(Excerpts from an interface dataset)

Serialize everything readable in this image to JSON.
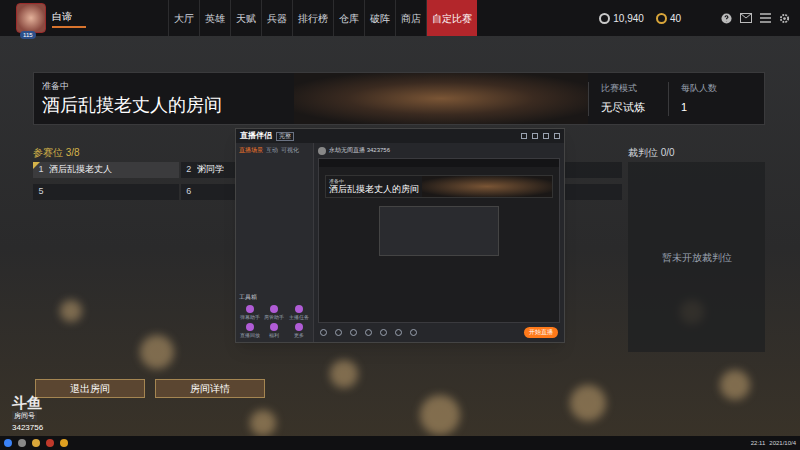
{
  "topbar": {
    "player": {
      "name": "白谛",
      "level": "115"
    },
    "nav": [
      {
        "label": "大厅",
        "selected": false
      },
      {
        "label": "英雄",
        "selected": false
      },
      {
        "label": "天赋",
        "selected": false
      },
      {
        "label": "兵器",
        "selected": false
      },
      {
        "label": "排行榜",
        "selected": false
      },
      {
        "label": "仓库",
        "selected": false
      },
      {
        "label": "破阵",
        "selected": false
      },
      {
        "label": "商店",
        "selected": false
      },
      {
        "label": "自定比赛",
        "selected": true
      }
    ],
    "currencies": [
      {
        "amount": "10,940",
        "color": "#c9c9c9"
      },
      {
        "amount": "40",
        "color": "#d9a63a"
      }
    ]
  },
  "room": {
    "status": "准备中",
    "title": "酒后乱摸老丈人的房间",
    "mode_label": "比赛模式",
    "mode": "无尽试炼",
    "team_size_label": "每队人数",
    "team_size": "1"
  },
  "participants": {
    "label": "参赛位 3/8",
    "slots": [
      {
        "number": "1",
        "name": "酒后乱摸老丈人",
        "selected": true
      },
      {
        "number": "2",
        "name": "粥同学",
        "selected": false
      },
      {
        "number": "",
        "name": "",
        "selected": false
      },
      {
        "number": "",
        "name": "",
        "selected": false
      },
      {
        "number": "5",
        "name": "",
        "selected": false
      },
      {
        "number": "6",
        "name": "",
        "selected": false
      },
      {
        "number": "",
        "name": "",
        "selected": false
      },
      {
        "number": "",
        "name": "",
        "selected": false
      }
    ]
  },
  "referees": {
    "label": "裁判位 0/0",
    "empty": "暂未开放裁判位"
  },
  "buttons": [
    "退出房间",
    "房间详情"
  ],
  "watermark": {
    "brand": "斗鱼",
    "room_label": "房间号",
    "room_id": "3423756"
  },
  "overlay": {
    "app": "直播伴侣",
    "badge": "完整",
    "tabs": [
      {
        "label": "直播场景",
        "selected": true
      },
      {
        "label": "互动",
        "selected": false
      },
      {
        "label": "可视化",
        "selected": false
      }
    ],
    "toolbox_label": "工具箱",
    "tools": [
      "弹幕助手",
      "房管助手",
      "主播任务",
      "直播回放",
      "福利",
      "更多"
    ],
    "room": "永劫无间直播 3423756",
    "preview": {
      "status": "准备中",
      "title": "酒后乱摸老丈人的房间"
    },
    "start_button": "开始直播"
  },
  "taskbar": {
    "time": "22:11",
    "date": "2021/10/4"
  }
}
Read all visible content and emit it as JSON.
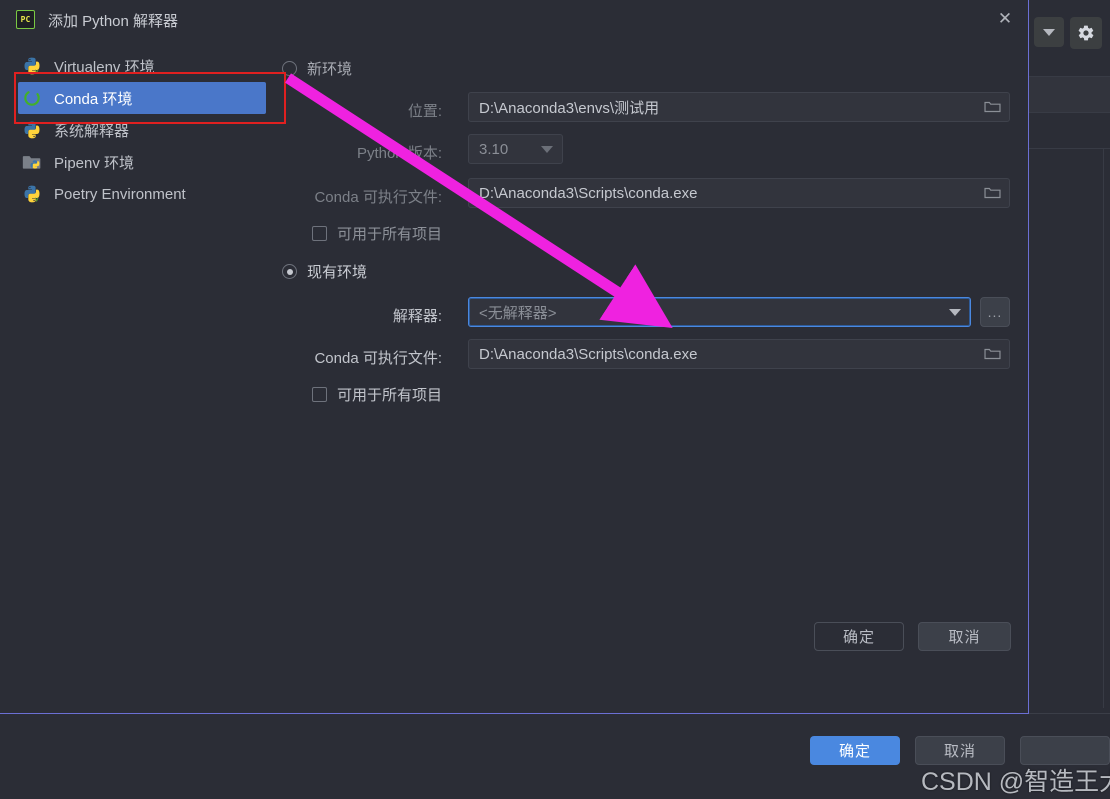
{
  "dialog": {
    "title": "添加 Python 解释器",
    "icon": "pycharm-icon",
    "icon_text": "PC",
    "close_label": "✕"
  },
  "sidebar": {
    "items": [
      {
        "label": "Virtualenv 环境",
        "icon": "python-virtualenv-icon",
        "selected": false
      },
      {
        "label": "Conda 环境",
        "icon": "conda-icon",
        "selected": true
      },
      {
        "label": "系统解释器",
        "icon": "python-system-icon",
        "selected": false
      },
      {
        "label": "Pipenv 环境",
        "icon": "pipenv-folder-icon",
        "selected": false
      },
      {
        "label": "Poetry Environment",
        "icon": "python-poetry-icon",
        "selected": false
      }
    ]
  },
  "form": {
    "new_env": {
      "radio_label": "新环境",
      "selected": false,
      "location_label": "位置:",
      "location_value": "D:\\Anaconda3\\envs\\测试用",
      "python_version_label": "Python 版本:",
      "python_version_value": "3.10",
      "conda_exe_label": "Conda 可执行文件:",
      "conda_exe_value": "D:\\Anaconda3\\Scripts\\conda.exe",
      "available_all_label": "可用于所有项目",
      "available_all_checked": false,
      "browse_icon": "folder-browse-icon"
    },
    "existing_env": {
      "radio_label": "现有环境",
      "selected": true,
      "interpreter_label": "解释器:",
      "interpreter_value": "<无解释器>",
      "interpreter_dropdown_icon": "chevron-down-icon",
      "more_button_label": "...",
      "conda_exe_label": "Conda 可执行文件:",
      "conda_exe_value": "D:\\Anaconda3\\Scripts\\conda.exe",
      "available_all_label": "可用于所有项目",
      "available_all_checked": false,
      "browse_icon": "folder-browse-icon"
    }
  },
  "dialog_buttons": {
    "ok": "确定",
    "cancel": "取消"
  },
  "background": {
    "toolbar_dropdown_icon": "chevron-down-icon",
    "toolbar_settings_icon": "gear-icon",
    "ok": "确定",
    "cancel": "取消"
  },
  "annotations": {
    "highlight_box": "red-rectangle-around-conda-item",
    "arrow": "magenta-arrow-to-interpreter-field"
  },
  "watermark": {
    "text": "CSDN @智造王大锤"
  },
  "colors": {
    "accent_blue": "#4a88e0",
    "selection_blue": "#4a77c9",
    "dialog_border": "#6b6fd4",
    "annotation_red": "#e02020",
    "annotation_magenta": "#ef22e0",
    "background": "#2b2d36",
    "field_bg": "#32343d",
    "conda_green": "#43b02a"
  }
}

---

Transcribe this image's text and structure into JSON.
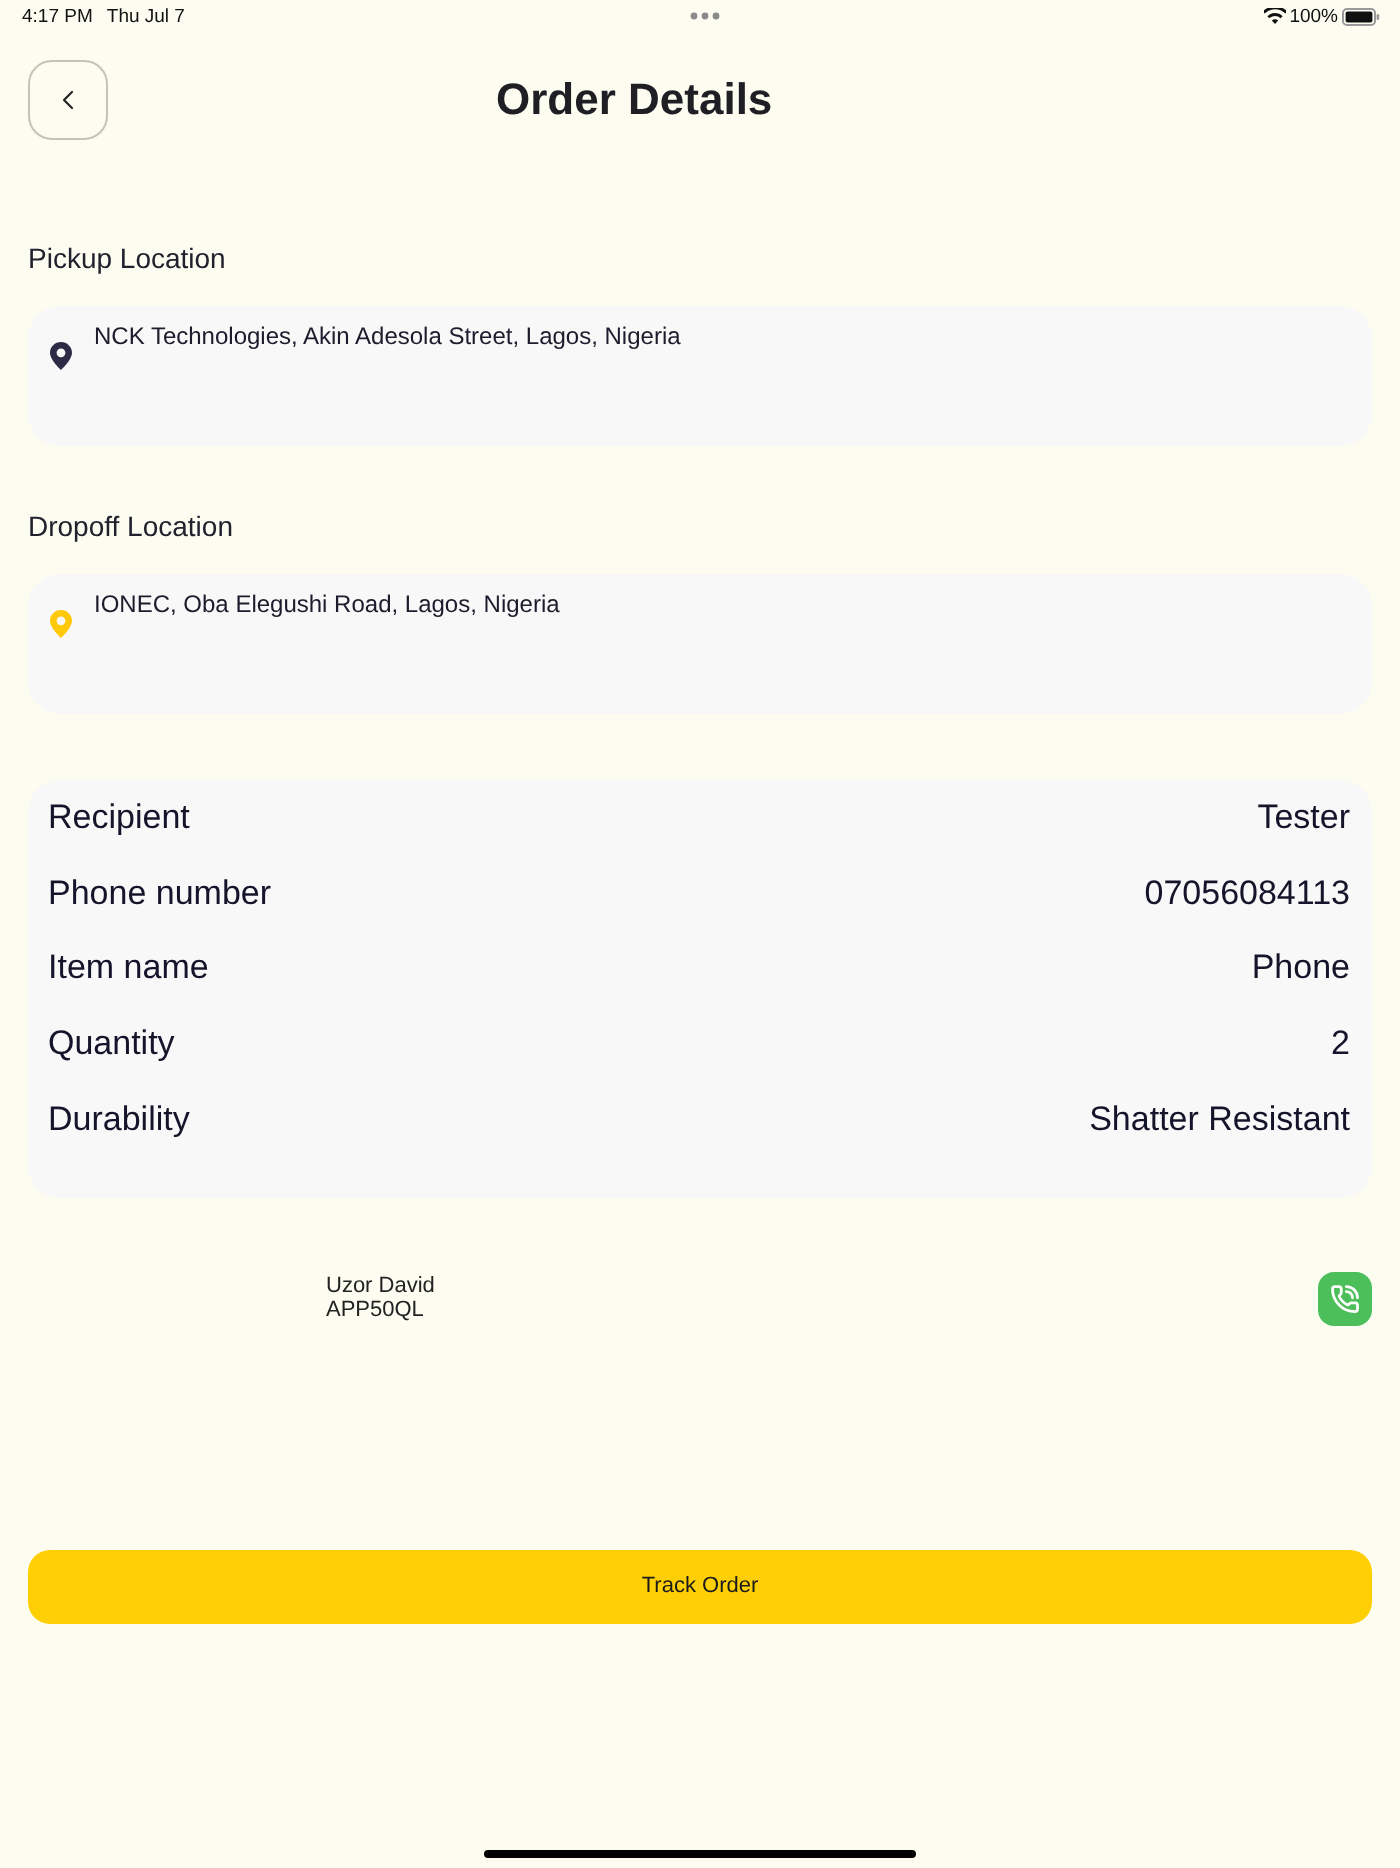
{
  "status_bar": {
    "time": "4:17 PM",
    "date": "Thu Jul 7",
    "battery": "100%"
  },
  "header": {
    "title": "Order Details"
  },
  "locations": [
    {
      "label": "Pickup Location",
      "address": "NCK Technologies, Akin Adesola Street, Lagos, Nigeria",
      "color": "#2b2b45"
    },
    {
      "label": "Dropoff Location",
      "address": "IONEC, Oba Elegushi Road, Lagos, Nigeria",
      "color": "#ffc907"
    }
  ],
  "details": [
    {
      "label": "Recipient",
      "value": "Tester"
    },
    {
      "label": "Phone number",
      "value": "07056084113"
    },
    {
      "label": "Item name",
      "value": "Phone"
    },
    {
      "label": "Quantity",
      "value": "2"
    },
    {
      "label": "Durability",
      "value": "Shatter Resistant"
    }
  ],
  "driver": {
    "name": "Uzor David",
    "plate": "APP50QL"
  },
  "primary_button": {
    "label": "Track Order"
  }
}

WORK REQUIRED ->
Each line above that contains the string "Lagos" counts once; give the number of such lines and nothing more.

TASK ANSWER ->
2